Preserving Giant Sequoia National Monument

(published by Our public lands are under existential attack from the Trump administration and Congress. In just the first five months of the Trump presidency, we have already seen attacks on the protection of our rivers and streams from coal waste, the attempted elimination of the Environmental Protection Agency, a proposal to sell millions of acres of public land, the opening of public lands for easier resource extraction, a bill to end the Bureau of Land Management and U.S. Forest Service’s law enforcement arms, and attacks on the Antiquities Act and national monuments. Frighteningly, there will be much more to come from these anti-public lands extremists in Congress and the Trump administration.
In April, the Trump administration requested a Department of Interior (DOI) “review” of all national monuments over 100,000 acres designated in the last 25 years. This is a major threat to the 27 national monuments it targets, including seven in California. We are working with many of our statewide partners to mount a robust defense and submit comments to the DOI now. CalWild is leading the efforts for the Giant Sequoia National Monument, and we’ve already created enough pressure to stop one local county’s Board of Supervisors from requesting any boundary reductions.
Please join our efforts by sending your comments to Secretary Zinke – link to the California Wilderness Coalition here – before the comment deadline of July 10th.
(sample letter – link to CALWILD to send off the digital version)
Dear Secretary Zinke,
I am writing today to ask you to maintain the Giant Sequoia National Monument as it is currently drawn and managed. 
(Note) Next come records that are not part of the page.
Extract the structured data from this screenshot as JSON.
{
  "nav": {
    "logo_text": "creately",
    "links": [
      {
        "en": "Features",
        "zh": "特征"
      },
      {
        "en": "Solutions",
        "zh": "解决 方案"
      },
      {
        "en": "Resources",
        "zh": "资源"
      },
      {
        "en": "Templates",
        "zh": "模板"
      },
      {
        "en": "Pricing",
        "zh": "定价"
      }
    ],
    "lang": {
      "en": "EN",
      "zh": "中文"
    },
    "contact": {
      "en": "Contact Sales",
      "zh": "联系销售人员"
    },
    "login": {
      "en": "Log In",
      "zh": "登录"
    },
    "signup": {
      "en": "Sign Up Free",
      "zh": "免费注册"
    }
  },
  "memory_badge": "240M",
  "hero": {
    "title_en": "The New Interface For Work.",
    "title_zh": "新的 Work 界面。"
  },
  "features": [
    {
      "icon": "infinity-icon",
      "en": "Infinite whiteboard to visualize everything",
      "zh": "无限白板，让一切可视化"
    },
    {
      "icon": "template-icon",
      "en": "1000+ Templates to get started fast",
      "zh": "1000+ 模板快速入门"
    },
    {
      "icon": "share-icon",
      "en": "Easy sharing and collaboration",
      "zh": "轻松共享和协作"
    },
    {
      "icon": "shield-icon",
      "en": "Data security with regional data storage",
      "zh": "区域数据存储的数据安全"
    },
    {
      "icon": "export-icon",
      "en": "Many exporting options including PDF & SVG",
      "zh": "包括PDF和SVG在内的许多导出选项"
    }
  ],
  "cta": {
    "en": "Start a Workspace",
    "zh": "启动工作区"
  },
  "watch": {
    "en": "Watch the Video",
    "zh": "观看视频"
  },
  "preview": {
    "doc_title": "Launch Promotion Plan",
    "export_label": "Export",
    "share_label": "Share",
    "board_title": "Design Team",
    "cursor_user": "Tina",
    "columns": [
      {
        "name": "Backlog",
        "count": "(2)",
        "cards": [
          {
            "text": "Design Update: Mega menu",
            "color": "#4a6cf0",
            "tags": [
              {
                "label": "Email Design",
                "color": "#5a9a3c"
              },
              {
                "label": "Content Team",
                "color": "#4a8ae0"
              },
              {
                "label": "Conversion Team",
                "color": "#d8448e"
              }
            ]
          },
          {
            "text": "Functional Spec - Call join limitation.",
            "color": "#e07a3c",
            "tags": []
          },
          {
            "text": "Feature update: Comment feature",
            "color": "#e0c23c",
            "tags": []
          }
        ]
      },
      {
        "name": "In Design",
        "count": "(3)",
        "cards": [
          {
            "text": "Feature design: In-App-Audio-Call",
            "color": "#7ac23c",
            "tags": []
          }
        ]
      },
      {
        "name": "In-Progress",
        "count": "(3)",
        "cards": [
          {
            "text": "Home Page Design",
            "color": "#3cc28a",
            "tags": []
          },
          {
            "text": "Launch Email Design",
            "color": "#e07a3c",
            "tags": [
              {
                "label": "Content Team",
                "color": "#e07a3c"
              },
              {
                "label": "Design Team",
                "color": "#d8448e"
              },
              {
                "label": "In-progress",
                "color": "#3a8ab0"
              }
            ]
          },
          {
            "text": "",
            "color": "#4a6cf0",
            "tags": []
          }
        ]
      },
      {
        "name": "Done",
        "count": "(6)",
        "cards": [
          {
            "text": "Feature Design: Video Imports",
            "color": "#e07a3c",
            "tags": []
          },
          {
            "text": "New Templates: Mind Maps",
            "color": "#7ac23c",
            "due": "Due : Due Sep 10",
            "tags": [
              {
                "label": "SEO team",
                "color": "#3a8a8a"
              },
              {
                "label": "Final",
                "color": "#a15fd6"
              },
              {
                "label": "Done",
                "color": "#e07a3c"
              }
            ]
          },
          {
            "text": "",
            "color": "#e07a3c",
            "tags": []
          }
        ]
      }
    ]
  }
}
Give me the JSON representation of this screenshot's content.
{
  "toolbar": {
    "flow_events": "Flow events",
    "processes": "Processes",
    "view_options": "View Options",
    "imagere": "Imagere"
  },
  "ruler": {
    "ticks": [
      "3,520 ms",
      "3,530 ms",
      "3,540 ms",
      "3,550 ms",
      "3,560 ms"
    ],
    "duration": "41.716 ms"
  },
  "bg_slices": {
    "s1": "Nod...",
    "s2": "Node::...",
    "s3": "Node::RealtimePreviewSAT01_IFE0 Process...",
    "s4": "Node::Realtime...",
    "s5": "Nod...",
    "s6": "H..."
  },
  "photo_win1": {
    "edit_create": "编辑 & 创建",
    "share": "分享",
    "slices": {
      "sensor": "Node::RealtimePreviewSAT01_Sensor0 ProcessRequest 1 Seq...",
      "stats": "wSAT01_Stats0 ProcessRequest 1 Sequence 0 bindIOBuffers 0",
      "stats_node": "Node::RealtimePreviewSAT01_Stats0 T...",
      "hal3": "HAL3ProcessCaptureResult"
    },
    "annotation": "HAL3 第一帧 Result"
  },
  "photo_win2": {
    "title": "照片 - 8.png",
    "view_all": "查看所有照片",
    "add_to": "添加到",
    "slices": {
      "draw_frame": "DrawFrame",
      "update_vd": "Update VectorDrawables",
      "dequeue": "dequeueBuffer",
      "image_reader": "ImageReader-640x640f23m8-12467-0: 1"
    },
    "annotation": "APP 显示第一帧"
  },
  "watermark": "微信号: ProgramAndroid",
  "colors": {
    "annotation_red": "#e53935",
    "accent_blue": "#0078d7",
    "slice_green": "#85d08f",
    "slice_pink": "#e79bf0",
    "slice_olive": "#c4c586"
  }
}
The Giant Sequoia National Monument is home to 33 groves of Giant Sequoias, one of the largest tree species in the world. The habitat is incredibly sensitive, and with climate change and drought more pervasive in the west, these amazing trees (that in some cases pre-date the creation of the United States), are even more threatened than before. Thousands of hikers, horseback riders, campers, anglers, hunters, and skiers visit the Giant Sequoia National Monument on an annual basis. These magnificent forests provide essential habitat for a variety of rare species, including the California spotted owl and Pacific fisher. 
The National Monument is a vital piece of protected land that abuts Sequoia National Park and the Sequoia National Forest. Retaining its current boundaries is crucial to the proper and controlled management of the threatened and endangered species within. Boundary reductions could open the forest to a variety of threats from clear-cutting, road construction, and habitat fragmentation.
 It is important to note that this Monument was created after years of careful and widely collected public input.
I urge you to broadly protect our collective American heritage. Thank you for your consideration.